» **Exercise instructions**: The listing below should be reproduced exactly, with the pictures omitted.

****************

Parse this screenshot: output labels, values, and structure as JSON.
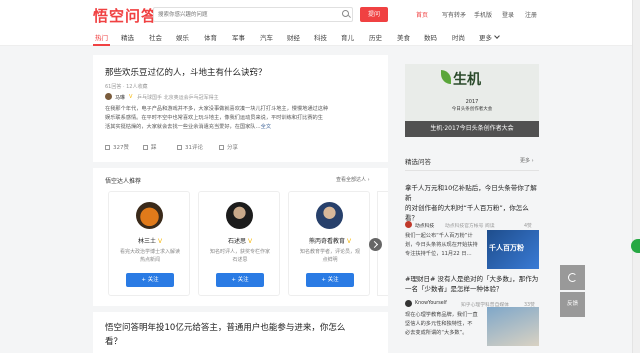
{
  "header": {
    "logo": "悟空问答",
    "search_placeholder": "搜索你感兴趣的问题",
    "ask_label": "提问",
    "links": [
      "首页",
      "写有转矛",
      "手机版",
      "登录",
      "注册"
    ]
  },
  "categories": [
    "热门",
    "精选",
    "社会",
    "娱乐",
    "体育",
    "军事",
    "汽车",
    "财经",
    "科技",
    "育儿",
    "历史",
    "美食",
    "数码",
    "时尚",
    "更多"
  ],
  "question1": {
    "title": "那些欢乐豆过亿的人，斗地主有什么诀窍？",
    "meta": "61回答 · 12人收藏",
    "author": "马琳",
    "author_desc": "乒乓球国手 北京奥运会乒乓冠军得主",
    "excerpt_lines": [
      "在我那个年代，电子产品和游戏并不多，大家没事做就喜欢凑一块儿打打斗地主，慢慢地通过这种",
      "娱乐联系感情。在平时不空中也常喜欢上玩斗地主，像我们运动员来说，平时训练和打比赛的生",
      "活其实挺枯燥的，大家就会去找一些业余消遣充当爱好，在国家队…"
    ],
    "more_label": "全文",
    "likes": "327赞",
    "dislike_label": "踩",
    "comments": "31评论",
    "share_label": "分享"
  },
  "experts": {
    "title": "悟空达人推荐",
    "see_all": "查看全部达人 ›",
    "items": [
      {
        "name": "林三土",
        "desc": "看完大政治学博士求入解读热点新闻",
        "follow": "+ 关注"
      },
      {
        "name": "石述思",
        "desc": "知名时评人，获奖专栏作家石述思",
        "follow": "+ 关注"
      },
      {
        "name": "熊丙奇看教育",
        "desc": "知名教育学者，评论员，观点鲜明",
        "follow": "+ 关注"
      }
    ]
  },
  "question2": {
    "title_lines": [
      "悟空问答明年投10亿元给答主，普通用户也能参与进来，你怎么",
      "看？"
    ]
  },
  "banner": {
    "logo": "生机",
    "year": "2017",
    "subtitle": "今日头条创作者大会",
    "caption": "生机·2017今日头条创作者大会"
  },
  "hot_qa": {
    "title": "精选问答",
    "more": "更多 ›",
    "items": [
      {
        "title_lines": [
          "拿千人万元和10亿补贴后，今日头条带你了解新",
          "的对创作者的大利时“千人百万粉”，你怎么",
          "看？"
        ],
        "author": "动点科技",
        "meta": "动点科技官方帐号 阅读",
        "likes": "4赞",
        "excerpt_lines": [
          "我们一起公布“千人百万粉”计",
          "划，今日头条将从现在开始扶持",
          "专注扶持千位，11月22 日…"
        ],
        "thumb_text": "千人百万粉"
      },
      {
        "title_lines": [
          "#理财日# 没有人是绝对的「大多数」，那作为",
          "一名「少数者」是怎样一种体验？"
        ],
        "author": "KnowYourself",
        "meta": "知乎心理学科普自媒体",
        "likes": "33赞",
        "excerpt_lines": [
          "现在心理学教育品牌，我们一直",
          "坚信人的多元性和独特性，不",
          "必去变成所谓的“大多数”。"
        ]
      }
    ]
  },
  "side": {
    "refresh_label": "",
    "feedback_label": "反馈"
  },
  "colors": {
    "accent": "#f04142",
    "follow": "#2a7be4",
    "link": "#406599"
  }
}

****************

» **Reply to the task**:
Parse this screenshot: output labels, values, and structure as JSON.
{
  "header": {
    "logo": "悟空问答",
    "search_placeholder": "搜索你感兴趣的问题",
    "ask_label": "提问",
    "links": [
      "首页",
      "写有转矛",
      "手机版",
      "登录",
      "注册"
    ]
  },
  "categories": [
    "热门",
    "精选",
    "社会",
    "娱乐",
    "体育",
    "军事",
    "汽车",
    "财经",
    "科技",
    "育儿",
    "历史",
    "美食",
    "数码",
    "时尚",
    "更多"
  ],
  "question1": {
    "title": "那些欢乐豆过亿的人，斗地主有什么诀窍？",
    "meta": "61回答 · 12人收藏",
    "author": "马琳",
    "author_desc": "乒乓球国手 北京奥运会乒乓冠军得主",
    "excerpt_lines": [
      "在我那个年代，电子产品和游戏并不多，大家没事做就喜欢凑一块儿打打斗地主，慢慢地通过这种",
      "娱乐联系感情。在平时不空中也常喜欢上玩斗地主，像我们运动员来说，平时训练和打比赛的生",
      "活其实挺枯燥的，大家就会去找一些业余消遣充当爱好，在国家队…"
    ],
    "more_label": "全文",
    "likes": "327赞",
    "dislike_label": "踩",
    "comments": "31评论",
    "share_label": "分享"
  },
  "experts": {
    "title": "悟空达人推荐",
    "see_all": "查看全部达人 ›",
    "items": [
      {
        "name": "林三土",
        "desc": "看完大政治学博士求入解读热点新闻",
        "follow": "+ 关注"
      },
      {
        "name": "石述思",
        "desc": "知名时评人，获奖专栏作家石述思",
        "follow": "+ 关注"
      },
      {
        "name": "熊丙奇看教育",
        "desc": "知名教育学者，评论员，观点鲜明",
        "follow": "+ 关注"
      }
    ]
  },
  "question2": {
    "title_lines": [
      "悟空问答明年投10亿元给答主，普通用户也能参与进来，你怎么",
      "看？"
    ]
  },
  "banner": {
    "logo": "生机",
    "year": "2017",
    "subtitle": "今日头条创作者大会",
    "caption": "生机·2017今日头条创作者大会"
  },
  "hot_qa": {
    "title": "精选问答",
    "more": "更多 ›",
    "items": [
      {
        "title_lines": [
          "拿千人万元和10亿补贴后，今日头条带你了解新",
          "的对创作者的大利时“千人百万粉”，你怎么",
          "看？"
        ],
        "author": "动点科技",
        "meta": "动点科技官方帐号 阅读",
        "likes": "4赞",
        "excerpt_lines": [
          "我们一起公布“千人百万粉”计",
          "划，今日头条将从现在开始扶持",
          "专注扶持千位，11月22 日…"
        ],
        "thumb_text": "千人百万粉"
      },
      {
        "title_lines": [
          "#理财日# 没有人是绝对的「大多数」，那作为",
          "一名「少数者」是怎样一种体验？"
        ],
        "author": "KnowYourself",
        "meta": "知乎心理学科普自媒体",
        "likes": "33赞",
        "excerpt_lines": [
          "现在心理学教育品牌，我们一直",
          "坚信人的多元性和独特性，不",
          "必去变成所谓的“大多数”。"
        ]
      }
    ]
  },
  "side": {
    "refresh_label": "",
    "feedback_label": "反馈"
  },
  "colors": {
    "accent": "#f04142",
    "follow": "#2a7be4",
    "link": "#406599"
  }
}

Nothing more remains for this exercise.